It is a great honor for me to unveil I Am Because You Are: A Celebration of South African Creativity, an online hub on Google Arts & Culture which showcases South Africa’s rich heritage through art seeped in meaning and cultural value. The hub is home to the largest digitisation effort from Google Arts & Culture in South Africa to-date. A key component of the project is the large-scale digitisation of Phansi Museum’s vast archive which is now available online for the first time. Over 5000 artworks and cultural artifacts have been photographed in high resolution, allowing visitors to zoom into the intricate beadwork, meticulous carving and detailed weaving used in traditional southern African art. Viewers can also dive into stories from some of the country’s most prominent museums including Johannesburg Art Gallery and Origins Centre. Read on to learn more about the journeys available through this remarkable project.

1. Stories of Ubuntu

Celebrating South Africa’s heritage through its diverse art

Discover the meaning of Ubuntu and its influence in the Phansi Museum and listen to an audio interview with Paul Mikula who describes how the concept inspires him. Take in a 360 virtual tour of each of Phansi Museum’s themed galleries or learn about South African culture through five traditional art works.

2. Celebrate South African Women

Celebrating South Africa’s heritage through its diverse art

In a series of curated exhibits, University of Pretoria shines light on a set  of works which honor cultural attire and practices of South African women. The works were made in  the ‘80s  by illustrator Barbara Eleanor Harcourt Tyrrell who captured her subjects with great sensitivity and respect for their lived experience.  Tyrrell created the paintings for her book African Heritage and while the book may be difficult to find, the works are now available as part of the beautifully curated online project. Learn about women from Mpumalanga, Limpopo and KwaZulu Natal.

3. Traditional Healing

Celebrating South Africa’s heritage through its diverse art

Learn about indigenous healing practices in southern Africa through stories which introduce medicinal and healing rituals belonging to different South African cultures.Throwing Bones: Divination in Southern Africa takes viewers through the complex system of bone throwing performed by Sangomas, so that the ritual way in which objects are selected and the significance of how they fall is brought to light. The exhibit Magic, Metamorphosis and Medicine allows viewers to enter into San belief systems and to learn about Therianthropes and the beauty of San rock art.
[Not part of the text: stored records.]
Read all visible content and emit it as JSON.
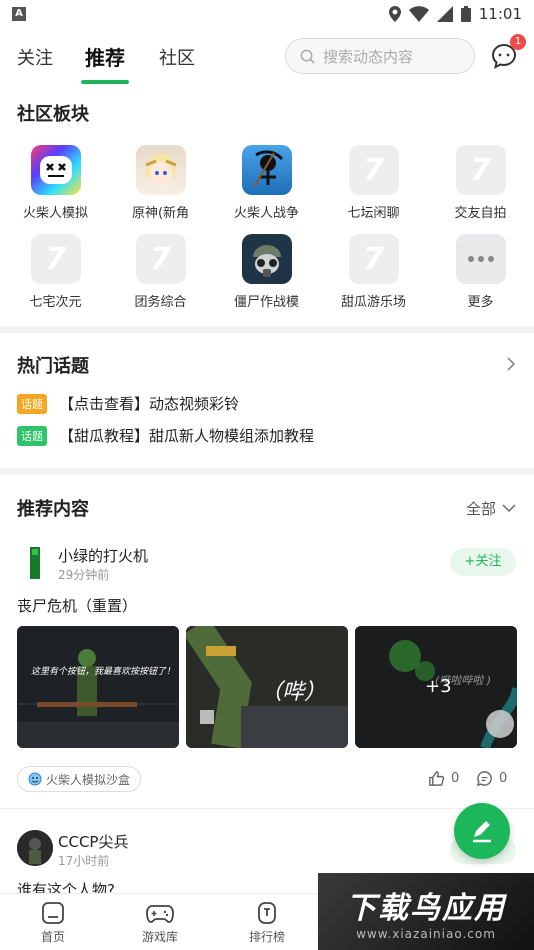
{
  "status_bar": {
    "time": "11:01"
  },
  "top_nav": {
    "tabs": [
      {
        "label": "关注"
      },
      {
        "label": "推荐",
        "active": true
      },
      {
        "label": "社区"
      }
    ],
    "search_placeholder": "搜索动态内容",
    "message_badge": "1"
  },
  "community": {
    "title": "社区板块",
    "boards": [
      {
        "label": "火柴人模拟",
        "icon": "stickman-face-icon"
      },
      {
        "label": "原神(新角",
        "icon": "anime-girl-icon"
      },
      {
        "label": "火柴人战争",
        "icon": "stick-war-icon"
      },
      {
        "label": "七坛闲聊",
        "icon": "placeholder-icon"
      },
      {
        "label": "交友自拍",
        "icon": "placeholder-icon"
      },
      {
        "label": "七宅次元",
        "icon": "placeholder-icon"
      },
      {
        "label": "团务综合",
        "icon": "placeholder-icon"
      },
      {
        "label": "僵尸作战模",
        "icon": "gasmask-soldier-icon"
      },
      {
        "label": "甜瓜游乐场",
        "icon": "placeholder-icon"
      },
      {
        "label": "更多",
        "icon": "more-icon"
      }
    ]
  },
  "hot_topics": {
    "title": "热门话题",
    "items": [
      {
        "tag": "话题",
        "tag_color": "#f5a623",
        "text": "【点击查看】动态视频彩铃"
      },
      {
        "tag": "话题",
        "tag_color": "#2ec46b",
        "text": "【甜瓜教程】甜瓜新人物模组添加教程"
      }
    ]
  },
  "recommended": {
    "title": "推荐内容",
    "filter": "全部",
    "posts": [
      {
        "author": "小绿的打火机",
        "time": "29分钟前",
        "follow_label": "+关注",
        "text": "丧尸危机（重置）",
        "images": [
          {
            "caption": "这里有个按钮，我最喜欢按按钮了！"
          },
          {
            "caption": "（哔）"
          },
          {
            "caption": "(哔啦哔啦 )",
            "more": "+3"
          }
        ],
        "board_chip": "火柴人模拟沙盒",
        "likes": "0",
        "comments": "0"
      },
      {
        "author": "CCCP尖兵",
        "time": "17小时前",
        "text": "谁有这个人物?"
      }
    ]
  },
  "bottom_nav": {
    "items": [
      {
        "label": "首页"
      },
      {
        "label": "游戏库"
      },
      {
        "label": "排行榜"
      }
    ]
  },
  "watermark": {
    "main": "下载鸟应用",
    "sub": "www.xiazainiao.com"
  },
  "colors": {
    "accent": "#1fb45b",
    "badge": "#f04b4b"
  }
}
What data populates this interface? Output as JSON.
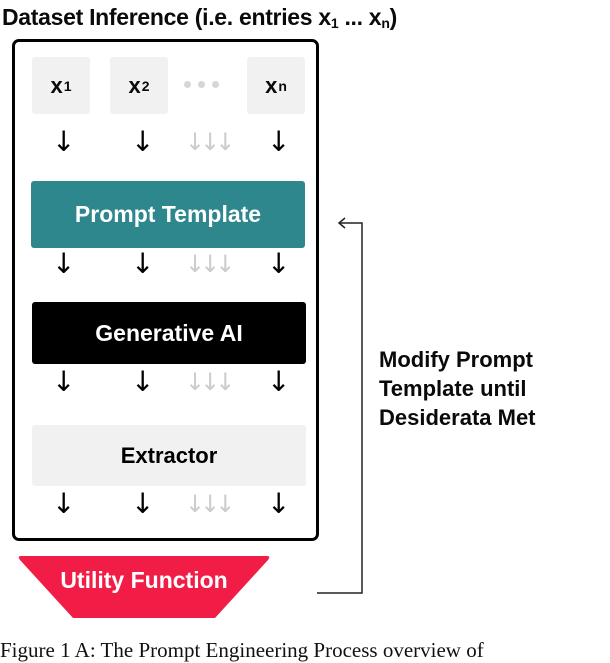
{
  "title": {
    "prefix": "Dataset Inference (i.e. entries x",
    "sub_first": "1",
    "middle": " ... x",
    "sub_last": "n",
    "suffix": ")"
  },
  "entries": [
    {
      "label": "x",
      "sub": "1"
    },
    {
      "label": "x",
      "sub": "2"
    },
    {
      "label": "x",
      "sub": "n"
    }
  ],
  "ellipsis_icon": "three-dots",
  "arrow_glyph": "↓",
  "faint_arrow_glyph": "↓↓↓",
  "stages": {
    "prompt_template": "Prompt Template",
    "generative_ai": "Generative AI",
    "extractor": "Extractor",
    "utility_function": "Utility Function"
  },
  "feedback": {
    "lines": [
      "Modify Prompt",
      "Template until",
      "Desiderata Met"
    ],
    "arrow_glyph": "←"
  },
  "caption": "Figure 1 A: The Prompt Engineering Process overview of",
  "colors": {
    "prompt_template": "#2e878d",
    "generative_ai": "#000000",
    "extractor": "#f1f1f1",
    "utility_function": "#f21d47",
    "entry_box": "#f1f1f1",
    "faint_arrow": "#cccccc"
  }
}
4. Museums in 360
Using Google technology, Google Arts & Culture has worked with South African institutions to capture their spaces in 360 allowing visitors to the platform to tour Johannesburg Art Gallery’s vast and beautifully installed exhibits, enter into San Rock art at the Origins Centre and discover the life of artist Helen Martin at the Owl House.

5. Contemporary Art
In addition to the beautiful traditional art that is now available on the platform, this project also profiles contemporary South African artists who explore identity and ideas of the self through their works. In Journeys Into Textile and Identity five South African artists who work with textiles are profiled and the diverse rand of media they work in as well as their unique approach to fabric and fashion is explored. Artist Lohla Amira also claims space on the platform where her installation from 2020’s Sydney Biennale is shown, In the work spaces for rejuvenation and memory are created through beaded curtains placed above a ceremonial healing bed of salt while sounds of singing specifically made for healing and transforming the body into a space of wellness, ancestral connection and self care.